■ WORK REQUEST: I'd like every record given again exactly, please.

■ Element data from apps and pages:
▼▼▼

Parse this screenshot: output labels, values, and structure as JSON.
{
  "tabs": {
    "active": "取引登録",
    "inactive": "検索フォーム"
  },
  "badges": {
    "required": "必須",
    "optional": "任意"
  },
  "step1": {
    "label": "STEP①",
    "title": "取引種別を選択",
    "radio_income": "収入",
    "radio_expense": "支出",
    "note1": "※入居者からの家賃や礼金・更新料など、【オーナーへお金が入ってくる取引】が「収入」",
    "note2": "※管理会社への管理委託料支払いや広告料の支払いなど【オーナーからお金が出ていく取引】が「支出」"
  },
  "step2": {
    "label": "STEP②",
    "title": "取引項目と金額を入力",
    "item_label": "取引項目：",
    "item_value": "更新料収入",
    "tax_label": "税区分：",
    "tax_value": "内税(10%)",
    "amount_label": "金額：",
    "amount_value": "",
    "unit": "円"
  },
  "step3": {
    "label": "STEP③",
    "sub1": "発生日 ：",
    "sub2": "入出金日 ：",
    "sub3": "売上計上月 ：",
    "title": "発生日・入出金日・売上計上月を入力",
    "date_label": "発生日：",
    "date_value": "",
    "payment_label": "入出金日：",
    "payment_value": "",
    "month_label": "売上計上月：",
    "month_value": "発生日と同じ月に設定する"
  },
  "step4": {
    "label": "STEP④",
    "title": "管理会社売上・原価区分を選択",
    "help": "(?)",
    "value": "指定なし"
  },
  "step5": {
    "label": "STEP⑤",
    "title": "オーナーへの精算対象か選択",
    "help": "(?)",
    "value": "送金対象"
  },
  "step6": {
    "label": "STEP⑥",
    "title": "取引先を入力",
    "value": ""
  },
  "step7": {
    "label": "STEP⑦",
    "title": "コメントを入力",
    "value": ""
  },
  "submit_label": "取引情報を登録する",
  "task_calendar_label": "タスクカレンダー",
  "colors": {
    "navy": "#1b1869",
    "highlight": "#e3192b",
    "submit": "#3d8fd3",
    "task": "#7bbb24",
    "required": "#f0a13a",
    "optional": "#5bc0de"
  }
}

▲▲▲

■ PROBLEM SOLUTION:
Parse this screenshot: output labels, values, and structure as JSON.
{
  "tabs": {
    "active": "取引登録",
    "inactive": "検索フォーム"
  },
  "badges": {
    "required": "必須",
    "optional": "任意"
  },
  "step1": {
    "label": "STEP①",
    "title": "取引種別を選択",
    "radio_income": "収入",
    "radio_expense": "支出",
    "note1": "※入居者からの家賃や礼金・更新料など、【オーナーへお金が入ってくる取引】が「収入」",
    "note2": "※管理会社への管理委託料支払いや広告料の支払いなど【オーナーからお金が出ていく取引】が「支出」"
  },
  "step2": {
    "label": "STEP②",
    "title": "取引項目と金額を入力",
    "item_label": "取引項目：",
    "item_value": "更新料収入",
    "tax_label": "税区分：",
    "tax_value": "内税(10%)",
    "amount_label": "金額：",
    "amount_value": "",
    "unit": "円"
  },
  "step3": {
    "label": "STEP③",
    "sub1": "発生日 ：",
    "sub2": "入出金日 ：",
    "sub3": "売上計上月 ：",
    "title": "発生日・入出金日・売上計上月を入力",
    "date_label": "発生日：",
    "date_value": "",
    "payment_label": "入出金日：",
    "payment_value": "",
    "month_label": "売上計上月：",
    "month_value": "発生日と同じ月に設定する"
  },
  "step4": {
    "label": "STEP④",
    "title": "管理会社売上・原価区分を選択",
    "help": "(?)",
    "value": "指定なし"
  },
  "step5": {
    "label": "STEP⑤",
    "title": "オーナーへの精算対象か選択",
    "help": "(?)",
    "value": "送金対象"
  },
  "step6": {
    "label": "STEP⑥",
    "title": "取引先を入力",
    "value": ""
  },
  "step7": {
    "label": "STEP⑦",
    "title": "コメントを入力",
    "value": ""
  },
  "submit_label": "取引情報を登録する",
  "task_calendar_label": "タスクカレンダー",
  "colors": {
    "navy": "#1b1869",
    "highlight": "#e3192b",
    "submit": "#3d8fd3",
    "task": "#7bbb24",
    "required": "#f0a13a",
    "optional": "#5bc0de"
  }
}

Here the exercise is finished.